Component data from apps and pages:
--*--

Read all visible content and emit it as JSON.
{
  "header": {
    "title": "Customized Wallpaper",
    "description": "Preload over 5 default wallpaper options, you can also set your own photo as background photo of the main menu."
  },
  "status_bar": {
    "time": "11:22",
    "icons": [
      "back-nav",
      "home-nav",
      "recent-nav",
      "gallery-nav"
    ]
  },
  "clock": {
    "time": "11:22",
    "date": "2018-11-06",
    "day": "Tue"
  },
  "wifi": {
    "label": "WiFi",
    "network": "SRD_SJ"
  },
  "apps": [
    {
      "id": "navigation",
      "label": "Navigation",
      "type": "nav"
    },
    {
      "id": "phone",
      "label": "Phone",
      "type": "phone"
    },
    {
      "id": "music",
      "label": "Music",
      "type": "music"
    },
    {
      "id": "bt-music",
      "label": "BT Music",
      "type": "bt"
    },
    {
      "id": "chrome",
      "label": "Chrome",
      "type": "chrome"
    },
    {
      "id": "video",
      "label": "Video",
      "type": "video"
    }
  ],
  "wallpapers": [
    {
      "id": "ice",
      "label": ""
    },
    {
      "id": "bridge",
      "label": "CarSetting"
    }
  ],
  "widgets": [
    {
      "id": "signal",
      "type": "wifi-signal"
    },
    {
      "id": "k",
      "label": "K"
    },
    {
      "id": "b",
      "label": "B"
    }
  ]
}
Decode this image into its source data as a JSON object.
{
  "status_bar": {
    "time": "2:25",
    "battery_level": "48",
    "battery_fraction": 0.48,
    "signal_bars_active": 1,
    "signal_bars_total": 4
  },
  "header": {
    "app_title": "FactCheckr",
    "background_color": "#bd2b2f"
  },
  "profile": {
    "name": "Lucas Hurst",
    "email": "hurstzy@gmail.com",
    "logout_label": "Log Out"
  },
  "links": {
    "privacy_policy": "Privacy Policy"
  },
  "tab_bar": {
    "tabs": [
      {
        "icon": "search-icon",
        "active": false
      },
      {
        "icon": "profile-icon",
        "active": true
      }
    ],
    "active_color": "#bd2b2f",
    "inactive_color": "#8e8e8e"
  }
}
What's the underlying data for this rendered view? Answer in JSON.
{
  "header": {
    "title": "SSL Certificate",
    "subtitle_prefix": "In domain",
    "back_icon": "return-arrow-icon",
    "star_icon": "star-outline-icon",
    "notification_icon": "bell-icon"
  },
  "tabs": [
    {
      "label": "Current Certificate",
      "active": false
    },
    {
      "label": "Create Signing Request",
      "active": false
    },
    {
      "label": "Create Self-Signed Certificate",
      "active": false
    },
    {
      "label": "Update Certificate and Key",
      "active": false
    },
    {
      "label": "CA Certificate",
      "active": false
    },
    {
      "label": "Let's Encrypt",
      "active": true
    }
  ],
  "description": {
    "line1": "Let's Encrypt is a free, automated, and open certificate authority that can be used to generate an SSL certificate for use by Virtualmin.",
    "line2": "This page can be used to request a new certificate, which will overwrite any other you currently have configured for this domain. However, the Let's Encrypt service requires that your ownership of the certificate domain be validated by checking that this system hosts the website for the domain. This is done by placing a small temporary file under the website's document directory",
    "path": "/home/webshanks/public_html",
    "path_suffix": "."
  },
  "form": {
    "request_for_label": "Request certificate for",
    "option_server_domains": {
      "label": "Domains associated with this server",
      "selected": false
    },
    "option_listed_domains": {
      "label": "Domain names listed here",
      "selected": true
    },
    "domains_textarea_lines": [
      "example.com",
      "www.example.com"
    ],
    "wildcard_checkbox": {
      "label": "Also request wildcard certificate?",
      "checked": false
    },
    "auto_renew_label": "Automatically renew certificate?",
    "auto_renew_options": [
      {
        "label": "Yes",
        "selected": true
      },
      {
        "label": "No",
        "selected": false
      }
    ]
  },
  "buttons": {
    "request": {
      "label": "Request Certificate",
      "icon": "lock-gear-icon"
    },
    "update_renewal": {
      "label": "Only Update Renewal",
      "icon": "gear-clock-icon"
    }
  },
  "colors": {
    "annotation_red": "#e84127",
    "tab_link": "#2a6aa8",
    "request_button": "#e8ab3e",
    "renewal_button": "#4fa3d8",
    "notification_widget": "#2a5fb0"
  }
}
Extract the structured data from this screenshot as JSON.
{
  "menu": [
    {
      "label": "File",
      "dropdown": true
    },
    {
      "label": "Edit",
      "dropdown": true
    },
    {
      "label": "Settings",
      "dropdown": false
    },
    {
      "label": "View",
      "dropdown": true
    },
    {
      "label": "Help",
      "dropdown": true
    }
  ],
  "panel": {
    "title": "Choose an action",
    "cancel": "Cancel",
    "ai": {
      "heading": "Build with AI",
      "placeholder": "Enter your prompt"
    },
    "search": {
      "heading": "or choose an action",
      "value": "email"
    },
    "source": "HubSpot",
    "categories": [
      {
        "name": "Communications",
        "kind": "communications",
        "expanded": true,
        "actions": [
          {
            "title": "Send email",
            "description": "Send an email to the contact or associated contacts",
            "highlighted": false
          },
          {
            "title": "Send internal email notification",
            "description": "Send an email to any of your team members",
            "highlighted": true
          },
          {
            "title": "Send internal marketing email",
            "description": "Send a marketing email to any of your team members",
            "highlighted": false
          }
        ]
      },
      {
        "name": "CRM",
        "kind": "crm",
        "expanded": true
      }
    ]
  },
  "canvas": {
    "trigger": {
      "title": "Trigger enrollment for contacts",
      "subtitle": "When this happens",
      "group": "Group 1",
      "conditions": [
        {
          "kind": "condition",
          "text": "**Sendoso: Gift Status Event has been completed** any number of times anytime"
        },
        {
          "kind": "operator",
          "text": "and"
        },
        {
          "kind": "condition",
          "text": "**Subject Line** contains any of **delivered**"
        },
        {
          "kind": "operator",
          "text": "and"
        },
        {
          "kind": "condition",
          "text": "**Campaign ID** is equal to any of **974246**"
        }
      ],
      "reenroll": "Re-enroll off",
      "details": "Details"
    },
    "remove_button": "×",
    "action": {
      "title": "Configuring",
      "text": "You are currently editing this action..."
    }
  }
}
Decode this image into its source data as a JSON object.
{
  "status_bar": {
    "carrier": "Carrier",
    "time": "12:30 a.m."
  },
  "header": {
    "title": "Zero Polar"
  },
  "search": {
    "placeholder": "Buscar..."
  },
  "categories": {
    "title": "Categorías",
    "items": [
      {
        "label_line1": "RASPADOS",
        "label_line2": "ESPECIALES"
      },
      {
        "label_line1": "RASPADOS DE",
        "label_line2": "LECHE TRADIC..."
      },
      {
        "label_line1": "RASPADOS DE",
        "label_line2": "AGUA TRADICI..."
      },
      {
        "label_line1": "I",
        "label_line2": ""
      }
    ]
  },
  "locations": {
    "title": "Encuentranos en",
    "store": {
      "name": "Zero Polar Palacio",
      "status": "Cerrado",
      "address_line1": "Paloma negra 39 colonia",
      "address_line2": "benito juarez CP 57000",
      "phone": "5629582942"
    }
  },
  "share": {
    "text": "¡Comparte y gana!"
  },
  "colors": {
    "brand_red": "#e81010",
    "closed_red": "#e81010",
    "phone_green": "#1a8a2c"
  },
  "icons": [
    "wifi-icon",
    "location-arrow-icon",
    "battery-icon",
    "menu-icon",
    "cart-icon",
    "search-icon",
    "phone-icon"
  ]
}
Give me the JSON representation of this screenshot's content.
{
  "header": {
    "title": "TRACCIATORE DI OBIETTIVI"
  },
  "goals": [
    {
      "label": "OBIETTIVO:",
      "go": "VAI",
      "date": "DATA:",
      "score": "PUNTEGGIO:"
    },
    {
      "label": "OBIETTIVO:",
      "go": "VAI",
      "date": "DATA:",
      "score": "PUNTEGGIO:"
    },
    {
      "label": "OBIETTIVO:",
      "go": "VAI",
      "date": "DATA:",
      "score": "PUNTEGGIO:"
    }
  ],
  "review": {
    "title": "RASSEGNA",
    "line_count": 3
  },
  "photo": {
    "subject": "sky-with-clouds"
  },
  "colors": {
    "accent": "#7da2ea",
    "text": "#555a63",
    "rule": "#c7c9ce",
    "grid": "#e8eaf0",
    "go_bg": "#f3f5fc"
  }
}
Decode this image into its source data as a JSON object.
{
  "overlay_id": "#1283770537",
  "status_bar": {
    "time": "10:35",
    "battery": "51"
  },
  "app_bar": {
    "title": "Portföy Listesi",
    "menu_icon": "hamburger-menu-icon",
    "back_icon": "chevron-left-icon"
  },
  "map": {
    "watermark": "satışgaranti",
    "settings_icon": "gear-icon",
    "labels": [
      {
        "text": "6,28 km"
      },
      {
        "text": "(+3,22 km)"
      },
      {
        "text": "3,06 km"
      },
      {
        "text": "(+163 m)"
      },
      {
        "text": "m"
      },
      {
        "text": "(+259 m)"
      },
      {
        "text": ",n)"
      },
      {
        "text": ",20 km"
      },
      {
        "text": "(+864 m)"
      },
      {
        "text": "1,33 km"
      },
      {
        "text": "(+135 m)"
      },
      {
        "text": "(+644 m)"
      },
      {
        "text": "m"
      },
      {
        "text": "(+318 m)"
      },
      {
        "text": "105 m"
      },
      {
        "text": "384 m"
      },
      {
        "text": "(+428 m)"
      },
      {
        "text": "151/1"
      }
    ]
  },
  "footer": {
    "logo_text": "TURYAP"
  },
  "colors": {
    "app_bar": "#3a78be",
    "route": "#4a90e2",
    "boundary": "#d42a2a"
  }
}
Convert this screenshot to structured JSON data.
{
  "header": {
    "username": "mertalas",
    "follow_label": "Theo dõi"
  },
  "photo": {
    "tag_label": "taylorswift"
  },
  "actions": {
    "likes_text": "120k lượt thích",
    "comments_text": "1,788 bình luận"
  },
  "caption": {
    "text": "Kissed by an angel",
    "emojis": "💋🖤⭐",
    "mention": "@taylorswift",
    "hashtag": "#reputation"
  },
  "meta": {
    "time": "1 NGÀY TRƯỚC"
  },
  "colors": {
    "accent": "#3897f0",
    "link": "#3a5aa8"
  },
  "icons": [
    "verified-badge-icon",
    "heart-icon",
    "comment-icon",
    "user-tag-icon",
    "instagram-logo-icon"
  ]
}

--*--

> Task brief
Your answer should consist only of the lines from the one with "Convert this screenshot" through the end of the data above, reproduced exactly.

> Task result
Convert this screenshot to structured JSON data.
{
  "header": {
    "username": "mertalas",
    "follow_label": "Theo dõi"
  },
  "photo": {
    "tag_label": "taylorswift"
  },
  "actions": {
    "likes_text": "120k lượt thích",
    "comments_text": "1,788 bình luận"
  },
  "caption": {
    "text": "Kissed by an angel",
    "emojis": "💋🖤⭐",
    "mention": "@taylorswift",
    "hashtag": "#reputation"
  },
  "meta": {
    "time": "1 NGÀY TRƯỚC"
  },
  "colors": {
    "accent": "#3897f0",
    "link": "#3a5aa8"
  },
  "icons": [
    "verified-badge-icon",
    "heart-icon",
    "comment-icon",
    "user-tag-icon",
    "instagram-logo-icon"
  ]
}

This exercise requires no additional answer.